[[ Data shown, beginning ]]
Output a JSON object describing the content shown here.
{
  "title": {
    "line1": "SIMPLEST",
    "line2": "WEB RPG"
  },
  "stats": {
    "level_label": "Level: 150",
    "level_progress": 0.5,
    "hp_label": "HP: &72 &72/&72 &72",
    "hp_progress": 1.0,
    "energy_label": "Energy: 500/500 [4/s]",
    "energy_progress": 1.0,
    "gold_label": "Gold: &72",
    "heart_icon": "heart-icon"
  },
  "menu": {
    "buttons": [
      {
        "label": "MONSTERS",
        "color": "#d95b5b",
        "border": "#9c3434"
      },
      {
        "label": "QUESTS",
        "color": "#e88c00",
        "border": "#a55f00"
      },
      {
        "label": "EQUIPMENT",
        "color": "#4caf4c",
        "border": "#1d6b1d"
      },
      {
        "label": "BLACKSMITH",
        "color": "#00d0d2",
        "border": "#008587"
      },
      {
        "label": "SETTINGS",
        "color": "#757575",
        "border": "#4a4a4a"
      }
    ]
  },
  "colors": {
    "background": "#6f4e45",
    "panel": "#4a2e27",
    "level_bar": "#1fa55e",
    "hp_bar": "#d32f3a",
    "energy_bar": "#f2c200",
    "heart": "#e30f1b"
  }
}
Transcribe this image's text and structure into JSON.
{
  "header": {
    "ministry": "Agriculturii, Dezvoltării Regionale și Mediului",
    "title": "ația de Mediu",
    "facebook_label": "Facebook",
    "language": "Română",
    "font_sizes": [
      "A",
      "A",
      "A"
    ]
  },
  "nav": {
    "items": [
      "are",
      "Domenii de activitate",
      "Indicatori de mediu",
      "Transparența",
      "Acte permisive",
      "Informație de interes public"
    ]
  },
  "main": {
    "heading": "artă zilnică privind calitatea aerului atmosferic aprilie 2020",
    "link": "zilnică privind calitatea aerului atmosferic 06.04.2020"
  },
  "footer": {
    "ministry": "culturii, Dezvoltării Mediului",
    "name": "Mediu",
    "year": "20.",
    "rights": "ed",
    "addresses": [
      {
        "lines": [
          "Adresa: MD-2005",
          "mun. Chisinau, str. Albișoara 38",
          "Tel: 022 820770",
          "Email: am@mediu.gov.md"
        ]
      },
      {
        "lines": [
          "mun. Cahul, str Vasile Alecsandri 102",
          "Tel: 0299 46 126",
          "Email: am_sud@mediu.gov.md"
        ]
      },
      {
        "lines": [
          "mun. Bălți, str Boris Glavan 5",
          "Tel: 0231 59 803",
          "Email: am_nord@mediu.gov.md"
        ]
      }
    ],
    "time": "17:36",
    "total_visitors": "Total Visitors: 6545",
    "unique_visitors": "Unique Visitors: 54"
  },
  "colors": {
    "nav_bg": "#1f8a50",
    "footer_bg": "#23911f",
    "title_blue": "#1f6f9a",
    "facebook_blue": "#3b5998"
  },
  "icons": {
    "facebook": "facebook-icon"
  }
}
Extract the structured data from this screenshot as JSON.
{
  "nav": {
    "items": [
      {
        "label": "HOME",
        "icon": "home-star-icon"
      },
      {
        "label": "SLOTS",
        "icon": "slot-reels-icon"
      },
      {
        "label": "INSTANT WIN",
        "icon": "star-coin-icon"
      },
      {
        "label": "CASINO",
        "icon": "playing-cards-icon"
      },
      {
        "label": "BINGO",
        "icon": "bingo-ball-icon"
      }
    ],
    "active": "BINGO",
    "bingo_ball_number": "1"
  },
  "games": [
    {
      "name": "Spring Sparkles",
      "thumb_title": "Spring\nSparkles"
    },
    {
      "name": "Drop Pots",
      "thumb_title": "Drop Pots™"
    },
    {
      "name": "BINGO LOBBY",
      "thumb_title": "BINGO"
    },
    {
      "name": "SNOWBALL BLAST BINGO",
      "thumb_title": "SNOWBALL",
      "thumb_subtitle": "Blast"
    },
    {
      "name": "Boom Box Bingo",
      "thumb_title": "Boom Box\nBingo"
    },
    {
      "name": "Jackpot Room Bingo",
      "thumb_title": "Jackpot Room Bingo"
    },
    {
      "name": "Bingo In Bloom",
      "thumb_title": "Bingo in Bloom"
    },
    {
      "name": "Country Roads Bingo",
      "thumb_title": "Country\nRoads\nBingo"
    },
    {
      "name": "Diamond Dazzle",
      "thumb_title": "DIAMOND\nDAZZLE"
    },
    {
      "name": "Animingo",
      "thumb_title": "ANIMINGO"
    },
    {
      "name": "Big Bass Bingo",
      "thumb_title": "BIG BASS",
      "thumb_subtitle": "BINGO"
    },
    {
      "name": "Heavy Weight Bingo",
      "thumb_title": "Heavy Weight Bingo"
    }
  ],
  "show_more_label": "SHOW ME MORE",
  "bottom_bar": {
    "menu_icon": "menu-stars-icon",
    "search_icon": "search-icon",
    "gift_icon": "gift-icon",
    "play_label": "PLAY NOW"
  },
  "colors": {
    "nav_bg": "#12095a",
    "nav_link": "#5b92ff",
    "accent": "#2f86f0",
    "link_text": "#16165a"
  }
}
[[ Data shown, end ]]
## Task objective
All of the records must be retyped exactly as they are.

## Reply
Output a JSON object describing the content shown here.
{
  "title": {
    "line1": "SIMPLEST",
    "line2": "WEB RPG"
  },
  "stats": {
    "level_label": "Level: 150",
    "level_progress": 0.5,
    "hp_label": "HP: &72 &72/&72 &72",
    "hp_progress": 1.0,
    "energy_label": "Energy: 500/500 [4/s]",
    "energy_progress": 1.0,
    "gold_label": "Gold: &72",
    "heart_icon": "heart-icon"
  },
  "menu": {
    "buttons": [
      {
        "label": "MONSTERS",
        "color": "#d95b5b",
        "border": "#9c3434"
      },
      {
        "label": "QUESTS",
        "color": "#e88c00",
        "border": "#a55f00"
      },
      {
        "label": "EQUIPMENT",
        "color": "#4caf4c",
        "border": "#1d6b1d"
      },
      {
        "label": "BLACKSMITH",
        "color": "#00d0d2",
        "border": "#008587"
      },
      {
        "label": "SETTINGS",
        "color": "#757575",
        "border": "#4a4a4a"
      }
    ]
  },
  "colors": {
    "background": "#6f4e45",
    "panel": "#4a2e27",
    "level_bar": "#1fa55e",
    "hp_bar": "#d32f3a",
    "energy_bar": "#f2c200",
    "heart": "#e30f1b"
  }
}
Transcribe this image's text and structure into JSON.
{
  "header": {
    "ministry": "Agriculturii, Dezvoltării Regionale și Mediului",
    "title": "ația de Mediu",
    "facebook_label": "Facebook",
    "language": "Română",
    "font_sizes": [
      "A",
      "A",
      "A"
    ]
  },
  "nav": {
    "items": [
      "are",
      "Domenii de activitate",
      "Indicatori de mediu",
      "Transparența",
      "Acte permisive",
      "Informație de interes public"
    ]
  },
  "main": {
    "heading": "artă zilnică privind calitatea aerului atmosferic aprilie 2020",
    "link": "zilnică privind calitatea aerului atmosferic 06.04.2020"
  },
  "footer": {
    "ministry": "culturii, Dezvoltării Mediului",
    "name": "Mediu",
    "year": "20.",
    "rights": "ed",
    "addresses": [
      {
        "lines": [
          "Adresa: MD-2005",
          "mun. Chisinau, str. Albișoara 38",
          "Tel: 022 820770",
          "Email: am@mediu.gov.md"
        ]
      },
      {
        "lines": [
          "mun. Cahul, str Vasile Alecsandri 102",
          "Tel: 0299 46 126",
          "Email: am_sud@mediu.gov.md"
        ]
      },
      {
        "lines": [
          "mun. Bălți, str Boris Glavan 5",
          "Tel: 0231 59 803",
          "Email: am_nord@mediu.gov.md"
        ]
      }
    ],
    "time": "17:36",
    "total_visitors": "Total Visitors: 6545",
    "unique_visitors": "Unique Visitors: 54"
  },
  "colors": {
    "nav_bg": "#1f8a50",
    "footer_bg": "#23911f",
    "title_blue": "#1f6f9a",
    "facebook_blue": "#3b5998"
  },
  "icons": {
    "facebook": "facebook-icon"
  }
}
Extract the structured data from this screenshot as JSON.
{
  "nav": {
    "items": [
      {
        "label": "HOME",
        "icon": "home-star-icon"
      },
      {
        "label": "SLOTS",
        "icon": "slot-reels-icon"
      },
      {
        "label": "INSTANT WIN",
        "icon": "star-coin-icon"
      },
      {
        "label": "CASINO",
        "icon": "playing-cards-icon"
      },
      {
        "label": "BINGO",
        "icon": "bingo-ball-icon"
      }
    ],
    "active": "BINGO",
    "bingo_ball_number": "1"
  },
  "games": [
    {
      "name": "Spring Sparkles",
      "thumb_title": "Spring\nSparkles"
    },
    {
      "name": "Drop Pots",
      "thumb_title": "Drop Pots™"
    },
    {
      "name": "BINGO LOBBY",
      "thumb_title": "BINGO"
    },
    {
      "name": "SNOWBALL BLAST BINGO",
      "thumb_title": "SNOWBALL",
      "thumb_subtitle": "Blast"
    },
    {
      "name": "Boom Box Bingo",
      "thumb_title": "Boom Box\nBingo"
    },
    {
      "name": "Jackpot Room Bingo",
      "thumb_title": "Jackpot Room Bingo"
    },
    {
      "name": "Bingo In Bloom",
      "thumb_title": "Bingo in Bloom"
    },
    {
      "name": "Country Roads Bingo",
      "thumb_title": "Country\nRoads\nBingo"
    },
    {
      "name": "Diamond Dazzle",
      "thumb_title": "DIAMOND\nDAZZLE"
    },
    {
      "name": "Animingo",
      "thumb_title": "ANIMINGO"
    },
    {
      "name": "Big Bass Bingo",
      "thumb_title": "BIG BASS",
      "thumb_subtitle": "BINGO"
    },
    {
      "name": "Heavy Weight Bingo",
      "thumb_title": "Heavy Weight Bingo"
    }
  ],
  "show_more_label": "SHOW ME MORE",
  "bottom_bar": {
    "menu_icon": "menu-stars-icon",
    "search_icon": "search-icon",
    "gift_icon": "gift-icon",
    "play_label": "PLAY NOW"
  },
  "colors": {
    "nav_bg": "#12095a",
    "nav_link": "#5b92ff",
    "accent": "#2f86f0",
    "link_text": "#16165a"
  }
}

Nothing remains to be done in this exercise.